02 June 2017  

Andrew Hutcheon and Sam Prentki investigate the impact of Brexit and recent case law on the ‘Italian Torpedo’

Prior to the recasting of the Brussels I Regulation (Council Regulation (EC) 44/2001), readers will be familiar with the litigation tactic known as the ‘Italian Torpedo’. The phrase aptly describes the strategy by which a recalcitrant defendant, who had agreed (via an exclusive jurisdiction clause) to determine disputes in the courts of a particular member state, would subvert the agreed choice of jurisdiction clause by commencing proceedings in a court of a different EU member state. This was possible because of the lis pendens rules (from ‘lis alibi pendens’ – suit pending elsewhere) that concern cases in more than one EU member state involving the same cause of action. The EU’s lis pendens rules were found in Art 27 of the Brussels I Regulation and are now contained in Art 29 of the Brussels I Regulation (Recast): Council Regulation (EU) 1215/2012, which came into force in January 2015 (the Recast Regulation). Where the courts of a member state were first seised, any other member state would have to stay subsequent proceedings before them pending resolution in the first-seised courts. This was so under the Brussels I Regulation even if the governing agreement between the parties contained an exclusive jurisdiction clause in favour of the second-seised state (the ‘first-in-time’ rule).

Additional Info

  • Case(s) Referenced:

    Commerzbank Aktiengesellschaft v Pauline Shipping Ltd and Liquimar Tankers Management Inc [2017] EWHC 161

    Erich Gasser GmbH v MISAT Srl [2003] EUECJ C-116/02
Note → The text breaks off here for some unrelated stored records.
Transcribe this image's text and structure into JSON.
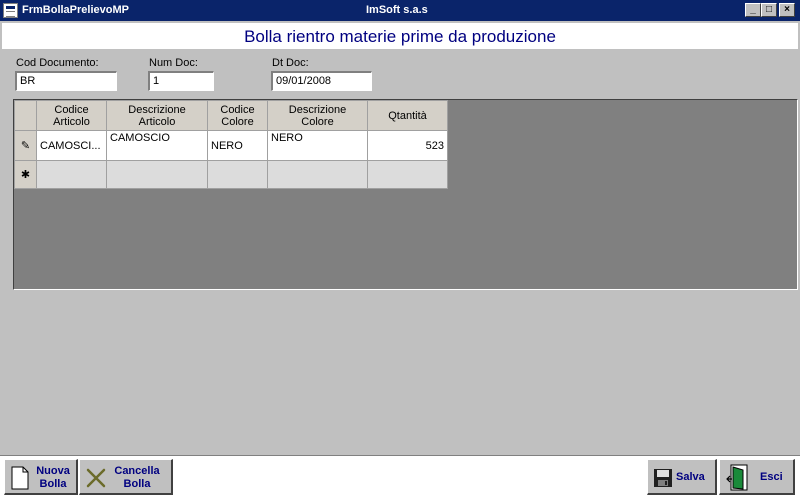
{
  "window": {
    "title": "FrmBollaPrelievoMP",
    "company": "ImSoft s.a.s",
    "min_label": "_",
    "max_label": "□",
    "close_label": "×"
  },
  "page": {
    "title": "Bolla rientro materie prime da produzione"
  },
  "form": {
    "cod_documento": {
      "label": "Cod Documento:",
      "value": "BR"
    },
    "num_doc": {
      "label": "Num Doc:",
      "value": "1"
    },
    "dt_doc": {
      "label": "Dt Doc:",
      "value": "09/01/2008"
    }
  },
  "grid": {
    "columns": [
      {
        "line1": "Codice",
        "line2": "Articolo"
      },
      {
        "line1": "Descrizione",
        "line2": "Articolo"
      },
      {
        "line1": "Codice",
        "line2": "Colore"
      },
      {
        "line1": "Descrizione",
        "line2": "Colore"
      },
      {
        "line1": "Qtantità",
        "line2": ""
      }
    ],
    "rows": [
      {
        "row_marker": "✎",
        "codice_articolo": "CAMOSCI...",
        "descrizione_articolo": "CAMOSCIO",
        "codice_colore": "NERO",
        "descrizione_colore": "NERO",
        "quantita": "523"
      }
    ],
    "new_row_marker": "✱"
  },
  "toolbar": {
    "nuova": {
      "line1": "Nuova",
      "line2": "Bolla",
      "icon": "new-document-icon"
    },
    "cancella": {
      "line1": "Cancella",
      "line2": "Bolla",
      "icon": "delete-x-icon"
    },
    "salva": {
      "label": "Salva",
      "icon": "floppy-disk-icon"
    },
    "esci": {
      "label": "Esci",
      "icon": "exit-door-icon"
    }
  },
  "colors": {
    "titlebar": "#0a246a",
    "page_title": "#000080",
    "button_text": "#000080",
    "grid_background": "#808080"
  }
}
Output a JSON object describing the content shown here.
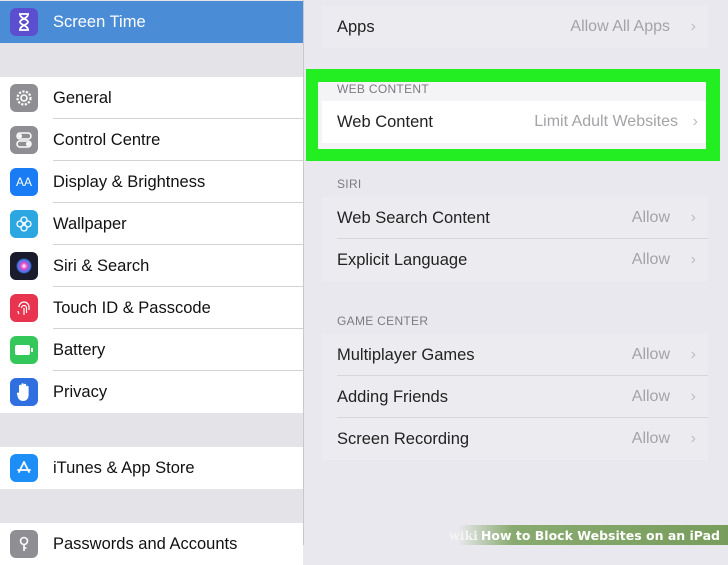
{
  "sidebar": {
    "items": [
      {
        "label": "Screen Time",
        "icon": "hourglass-icon",
        "color": "#5b4fd0"
      },
      {
        "label": "General",
        "icon": "gear-icon",
        "color": "#8e8e93"
      },
      {
        "label": "Control Centre",
        "icon": "toggles-icon",
        "color": "#8e8e93"
      },
      {
        "label": "Display & Brightness",
        "icon": "display-aa-icon",
        "color": "#1a7cf4"
      },
      {
        "label": "Wallpaper",
        "icon": "flower-icon",
        "color": "#2aa7e0"
      },
      {
        "label": "Siri & Search",
        "icon": "siri-icon",
        "color": "#1b1b2e"
      },
      {
        "label": "Touch ID & Passcode",
        "icon": "fingerprint-icon",
        "color": "#e8344e"
      },
      {
        "label": "Battery",
        "icon": "battery-icon",
        "color": "#34c759"
      },
      {
        "label": "Privacy",
        "icon": "hand-icon",
        "color": "#2f6fe0"
      },
      {
        "label": "iTunes & App Store",
        "icon": "app-store-icon",
        "color": "#1c8ef5"
      },
      {
        "label": "Passwords and Accounts",
        "icon": "key-icon",
        "color": "#8e8e93"
      }
    ]
  },
  "main": {
    "apps_row": {
      "label": "Apps",
      "value": "Allow All Apps"
    },
    "web_content": {
      "title": "WEB CONTENT",
      "row": {
        "label": "Web Content",
        "value": "Limit Adult Websites"
      }
    },
    "siri": {
      "title": "SIRI",
      "rows": [
        {
          "label": "Web Search Content",
          "value": "Allow"
        },
        {
          "label": "Explicit Language",
          "value": "Allow"
        }
      ]
    },
    "game_center": {
      "title": "GAME CENTER",
      "rows": [
        {
          "label": "Multiplayer Games",
          "value": "Allow"
        },
        {
          "label": "Adding Friends",
          "value": "Allow"
        },
        {
          "label": "Screen Recording",
          "value": "Allow"
        }
      ]
    },
    "chevron": "›"
  },
  "highlight_color": "#22ee22",
  "watermark": {
    "wiki": "wiki",
    "text": "How to Block Websites on an iPad"
  }
}
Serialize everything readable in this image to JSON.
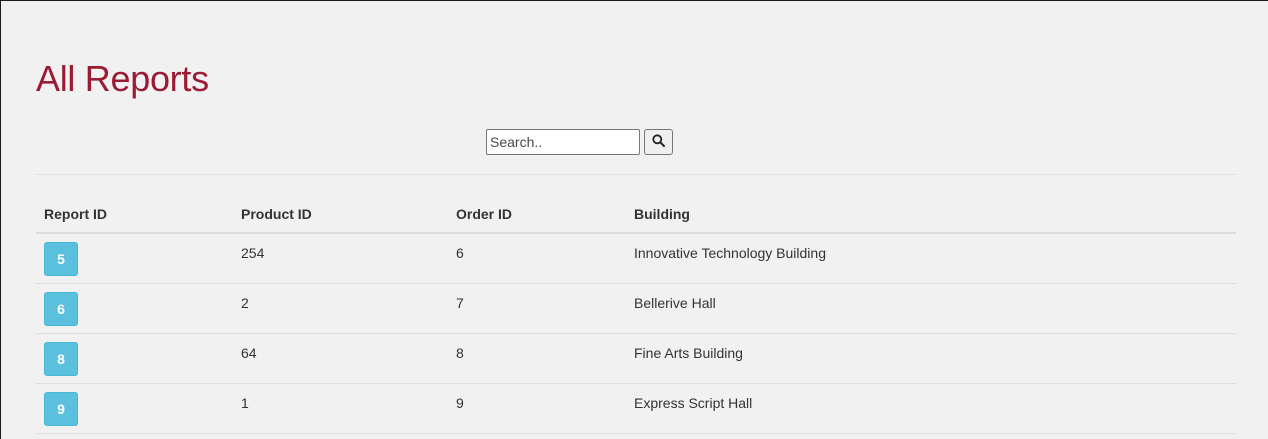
{
  "page": {
    "title": "All Reports",
    "title_color": "#9b1b34"
  },
  "search": {
    "placeholder": "Search..",
    "value": "",
    "button_icon": "search-icon"
  },
  "table": {
    "columns": [
      "Report ID",
      "Product ID",
      "Order ID",
      "Building"
    ],
    "rows": [
      {
        "report_id": "5",
        "product_id": "254",
        "order_id": "6",
        "building": "Innovative Technology Building"
      },
      {
        "report_id": "6",
        "product_id": "2",
        "order_id": "7",
        "building": "Bellerive Hall"
      },
      {
        "report_id": "8",
        "product_id": "64",
        "order_id": "8",
        "building": "Fine Arts Building"
      },
      {
        "report_id": "9",
        "product_id": "1",
        "order_id": "9",
        "building": "Express Script Hall"
      }
    ],
    "id_button_color": "#5bc0de"
  }
}
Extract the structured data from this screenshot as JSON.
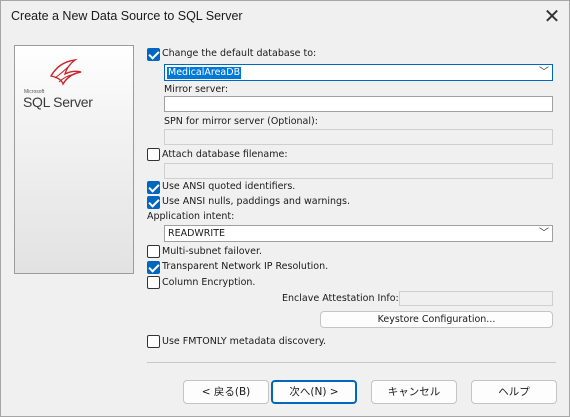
{
  "window": {
    "title": "Create a New Data Source to SQL Server"
  },
  "logo": {
    "microsoft": "Microsoft",
    "product": "SQL Server"
  },
  "options": {
    "change_db": {
      "label": "Change the default database to:",
      "checked": true
    },
    "database": {
      "value": "MedicalAreaDB"
    },
    "mirror_server": {
      "label": "Mirror server:",
      "value": ""
    },
    "spn": {
      "label": "SPN for mirror server (Optional):",
      "value": ""
    },
    "attach_db": {
      "label": "Attach database filename:",
      "checked": false,
      "value": ""
    },
    "ansi_quoted": {
      "label": "Use ANSI quoted identifiers.",
      "checked": true
    },
    "ansi_nulls": {
      "label": "Use ANSI nulls, paddings and warnings.",
      "checked": true
    },
    "app_intent": {
      "label": "Application intent:",
      "value": "READWRITE"
    },
    "multi_subnet": {
      "label": "Multi-subnet failover.",
      "checked": false
    },
    "tnir": {
      "label": "Transparent Network IP Resolution.",
      "checked": true
    },
    "column_enc": {
      "label": "Column Encryption.",
      "checked": false
    },
    "enclave": {
      "label": "Enclave Attestation Info:",
      "value": ""
    },
    "keystore": {
      "label": "Keystore Configuration..."
    },
    "fmtonly": {
      "label": "Use FMTONLY metadata discovery.",
      "checked": false
    }
  },
  "buttons": {
    "back": "< 戻る(B)",
    "next": "次へ(N) >",
    "cancel": "キャンセル",
    "help": "ヘルプ"
  },
  "colors": {
    "accent": "#0067c0",
    "selection": "#0078d7",
    "logo_red": "#c8252c"
  }
}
    Ms X v Banque Privée Edmond de Rothschild (2012) No 11-26.022

    Ust-Kamenogorsk Hydropower Plant JSC v AES Ust-Kamenogorsk Hydropower Plant LLP [2013] UKSC 35